"According to The Australian, there were 2409 patients successfully contacted, with 87% of those reported as saying their symptoms had been resolved by antibiotics." This is making an assumption that is likely to be untrue in at least some and possibly many cases.

It should have more accurately been reported as: ""According to The Australian, there were 2409 patients successfully contacted, with 87% of those reported as saying that they had used an antibiotic and that their symptoms had been resolved." Without any control group who did receive antibiotics, we don't know how many of those patients' symptoms would have resolved anyway.


Dr Andrew Carr   18/05/2022 9:57:20 AM

Do we have evidence that the outcomes are better for uncomplicated UTI in General Practice?

If we do not have robust evidence to suggest that, then isn't it about time we stop pretending this is about patient care and acknowledge this is about business? It's upsetting to see 2 peak healthcare bodies clash as they approach healthcare as if it were a zero sum game.
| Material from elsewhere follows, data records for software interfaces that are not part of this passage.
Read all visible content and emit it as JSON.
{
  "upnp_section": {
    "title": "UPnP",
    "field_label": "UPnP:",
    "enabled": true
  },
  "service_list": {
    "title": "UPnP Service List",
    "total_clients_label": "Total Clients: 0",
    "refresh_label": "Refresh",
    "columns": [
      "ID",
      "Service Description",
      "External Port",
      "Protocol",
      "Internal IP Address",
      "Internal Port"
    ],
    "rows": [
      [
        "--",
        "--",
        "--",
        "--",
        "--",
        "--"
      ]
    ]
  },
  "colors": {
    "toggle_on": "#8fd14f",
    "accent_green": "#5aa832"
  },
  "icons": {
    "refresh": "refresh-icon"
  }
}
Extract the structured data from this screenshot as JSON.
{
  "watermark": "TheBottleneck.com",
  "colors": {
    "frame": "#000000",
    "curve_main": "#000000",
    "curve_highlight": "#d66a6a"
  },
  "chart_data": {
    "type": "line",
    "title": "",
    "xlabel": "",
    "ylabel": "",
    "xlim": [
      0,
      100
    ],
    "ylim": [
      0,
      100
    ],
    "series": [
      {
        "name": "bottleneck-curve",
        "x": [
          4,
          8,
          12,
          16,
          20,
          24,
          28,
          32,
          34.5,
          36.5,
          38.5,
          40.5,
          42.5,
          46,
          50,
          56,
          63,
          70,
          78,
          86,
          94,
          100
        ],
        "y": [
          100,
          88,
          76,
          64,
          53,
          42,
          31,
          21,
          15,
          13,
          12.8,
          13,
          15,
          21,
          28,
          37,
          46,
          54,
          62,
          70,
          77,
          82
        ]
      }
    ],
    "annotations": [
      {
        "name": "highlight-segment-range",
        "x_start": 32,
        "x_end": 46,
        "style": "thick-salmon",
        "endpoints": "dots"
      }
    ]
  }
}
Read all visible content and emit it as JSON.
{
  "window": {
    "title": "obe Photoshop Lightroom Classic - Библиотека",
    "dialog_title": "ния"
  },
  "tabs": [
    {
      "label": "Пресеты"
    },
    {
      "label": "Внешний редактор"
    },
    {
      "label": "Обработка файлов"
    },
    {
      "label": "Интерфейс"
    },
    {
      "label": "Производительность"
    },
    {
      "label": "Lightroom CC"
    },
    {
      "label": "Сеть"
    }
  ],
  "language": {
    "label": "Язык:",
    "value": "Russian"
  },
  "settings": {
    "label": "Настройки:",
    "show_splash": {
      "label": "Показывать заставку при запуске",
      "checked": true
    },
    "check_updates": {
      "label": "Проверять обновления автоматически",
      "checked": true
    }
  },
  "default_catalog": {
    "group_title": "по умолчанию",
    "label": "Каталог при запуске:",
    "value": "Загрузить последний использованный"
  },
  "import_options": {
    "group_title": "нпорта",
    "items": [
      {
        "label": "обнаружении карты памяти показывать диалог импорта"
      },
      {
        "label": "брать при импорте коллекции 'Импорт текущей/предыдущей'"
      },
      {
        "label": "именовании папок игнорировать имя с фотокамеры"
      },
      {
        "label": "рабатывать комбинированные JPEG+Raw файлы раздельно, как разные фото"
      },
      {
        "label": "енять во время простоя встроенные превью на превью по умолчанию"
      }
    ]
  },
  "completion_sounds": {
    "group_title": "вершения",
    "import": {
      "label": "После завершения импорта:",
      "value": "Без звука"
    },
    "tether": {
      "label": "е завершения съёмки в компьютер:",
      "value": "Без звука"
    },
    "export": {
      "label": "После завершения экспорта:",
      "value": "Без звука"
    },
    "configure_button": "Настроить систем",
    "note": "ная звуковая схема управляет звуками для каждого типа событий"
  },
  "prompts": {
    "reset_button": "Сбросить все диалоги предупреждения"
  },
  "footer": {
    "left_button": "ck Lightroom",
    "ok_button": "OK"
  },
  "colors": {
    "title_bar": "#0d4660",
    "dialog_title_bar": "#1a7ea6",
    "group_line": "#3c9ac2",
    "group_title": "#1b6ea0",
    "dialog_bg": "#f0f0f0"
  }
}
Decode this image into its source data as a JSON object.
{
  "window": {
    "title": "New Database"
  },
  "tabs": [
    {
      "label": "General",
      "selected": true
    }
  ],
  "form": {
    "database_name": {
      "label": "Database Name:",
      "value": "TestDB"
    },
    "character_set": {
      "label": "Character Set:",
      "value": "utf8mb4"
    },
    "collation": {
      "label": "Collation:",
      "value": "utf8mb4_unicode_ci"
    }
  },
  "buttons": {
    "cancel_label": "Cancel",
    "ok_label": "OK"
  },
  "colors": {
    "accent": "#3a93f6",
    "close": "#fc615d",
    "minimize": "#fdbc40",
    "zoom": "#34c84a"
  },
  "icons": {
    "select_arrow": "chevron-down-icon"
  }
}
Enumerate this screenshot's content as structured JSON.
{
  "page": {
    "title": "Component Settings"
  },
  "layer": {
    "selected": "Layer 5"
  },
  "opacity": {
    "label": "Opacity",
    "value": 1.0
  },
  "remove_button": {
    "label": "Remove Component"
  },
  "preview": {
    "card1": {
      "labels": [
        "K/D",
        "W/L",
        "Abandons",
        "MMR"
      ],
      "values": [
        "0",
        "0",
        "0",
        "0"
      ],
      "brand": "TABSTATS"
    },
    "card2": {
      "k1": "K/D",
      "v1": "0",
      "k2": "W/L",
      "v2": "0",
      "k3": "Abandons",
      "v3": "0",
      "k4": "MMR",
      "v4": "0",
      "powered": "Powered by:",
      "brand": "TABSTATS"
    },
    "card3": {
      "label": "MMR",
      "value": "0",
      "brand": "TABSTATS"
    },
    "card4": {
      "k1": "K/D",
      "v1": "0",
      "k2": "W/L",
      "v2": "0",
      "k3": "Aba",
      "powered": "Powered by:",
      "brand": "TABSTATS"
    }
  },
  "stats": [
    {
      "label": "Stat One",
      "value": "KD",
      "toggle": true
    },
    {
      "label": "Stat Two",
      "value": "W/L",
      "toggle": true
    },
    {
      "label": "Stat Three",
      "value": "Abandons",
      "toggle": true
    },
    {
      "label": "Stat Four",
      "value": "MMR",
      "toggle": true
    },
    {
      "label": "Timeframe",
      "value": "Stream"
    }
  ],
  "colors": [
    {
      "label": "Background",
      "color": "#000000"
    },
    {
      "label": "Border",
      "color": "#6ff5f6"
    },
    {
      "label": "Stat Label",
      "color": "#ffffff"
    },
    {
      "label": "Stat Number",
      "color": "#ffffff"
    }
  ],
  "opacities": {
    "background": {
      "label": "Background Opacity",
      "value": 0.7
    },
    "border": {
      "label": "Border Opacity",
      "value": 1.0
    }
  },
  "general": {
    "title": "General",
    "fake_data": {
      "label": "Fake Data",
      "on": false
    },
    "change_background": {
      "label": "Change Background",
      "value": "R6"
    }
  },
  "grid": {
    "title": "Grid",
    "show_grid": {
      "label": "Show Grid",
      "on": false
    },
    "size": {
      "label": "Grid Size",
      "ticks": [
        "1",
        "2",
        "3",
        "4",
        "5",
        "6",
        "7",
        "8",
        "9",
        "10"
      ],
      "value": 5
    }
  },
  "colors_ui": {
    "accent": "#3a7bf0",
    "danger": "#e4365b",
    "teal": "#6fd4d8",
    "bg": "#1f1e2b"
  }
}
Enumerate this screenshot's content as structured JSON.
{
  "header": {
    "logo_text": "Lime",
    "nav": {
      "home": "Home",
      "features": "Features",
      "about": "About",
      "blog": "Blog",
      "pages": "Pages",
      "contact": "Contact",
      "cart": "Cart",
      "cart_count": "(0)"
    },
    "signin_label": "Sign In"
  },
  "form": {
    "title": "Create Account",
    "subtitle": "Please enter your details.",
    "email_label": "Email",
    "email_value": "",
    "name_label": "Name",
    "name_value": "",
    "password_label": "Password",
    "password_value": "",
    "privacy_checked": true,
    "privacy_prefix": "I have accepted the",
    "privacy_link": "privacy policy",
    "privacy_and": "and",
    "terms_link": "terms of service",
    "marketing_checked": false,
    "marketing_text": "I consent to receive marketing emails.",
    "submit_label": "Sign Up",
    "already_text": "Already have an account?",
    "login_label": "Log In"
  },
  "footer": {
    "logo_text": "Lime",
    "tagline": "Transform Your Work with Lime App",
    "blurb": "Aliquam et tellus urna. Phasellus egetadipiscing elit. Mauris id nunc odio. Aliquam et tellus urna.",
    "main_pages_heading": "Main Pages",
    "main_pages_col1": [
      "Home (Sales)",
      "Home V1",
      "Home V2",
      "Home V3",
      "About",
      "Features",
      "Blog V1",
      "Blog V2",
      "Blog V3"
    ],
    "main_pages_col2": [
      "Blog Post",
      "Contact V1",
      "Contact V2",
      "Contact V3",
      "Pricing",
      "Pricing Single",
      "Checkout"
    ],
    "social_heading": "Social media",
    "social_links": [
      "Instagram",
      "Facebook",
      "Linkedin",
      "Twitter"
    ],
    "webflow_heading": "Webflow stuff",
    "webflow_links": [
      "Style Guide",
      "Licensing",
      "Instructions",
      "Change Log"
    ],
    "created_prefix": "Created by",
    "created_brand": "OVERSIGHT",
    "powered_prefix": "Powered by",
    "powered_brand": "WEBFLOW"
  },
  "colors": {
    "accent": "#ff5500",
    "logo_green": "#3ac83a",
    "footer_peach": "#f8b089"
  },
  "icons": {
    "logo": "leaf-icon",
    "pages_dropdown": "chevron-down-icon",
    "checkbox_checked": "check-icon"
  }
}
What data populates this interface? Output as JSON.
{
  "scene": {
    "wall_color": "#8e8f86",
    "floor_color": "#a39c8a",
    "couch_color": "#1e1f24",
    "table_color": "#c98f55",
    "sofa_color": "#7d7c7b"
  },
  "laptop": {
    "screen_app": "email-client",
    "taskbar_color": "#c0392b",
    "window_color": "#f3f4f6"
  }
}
Shouldn't a sustainable healthcare model be about collaboration, not turf wars?
Are we honestly suggesting that there have been no attendances at a GP where there has been cause to revise the diagnosis at a later stage? Does every GP really enforce that the patient not leave the practice until they have produced a urine specimen to dipstick thereby 'proving a UTI', even when the patient says "they can't go right now"?
No, of course they don't. That's nonsense.

We need to start trusting that sometimes, patients have actually worked out what is going on with their body.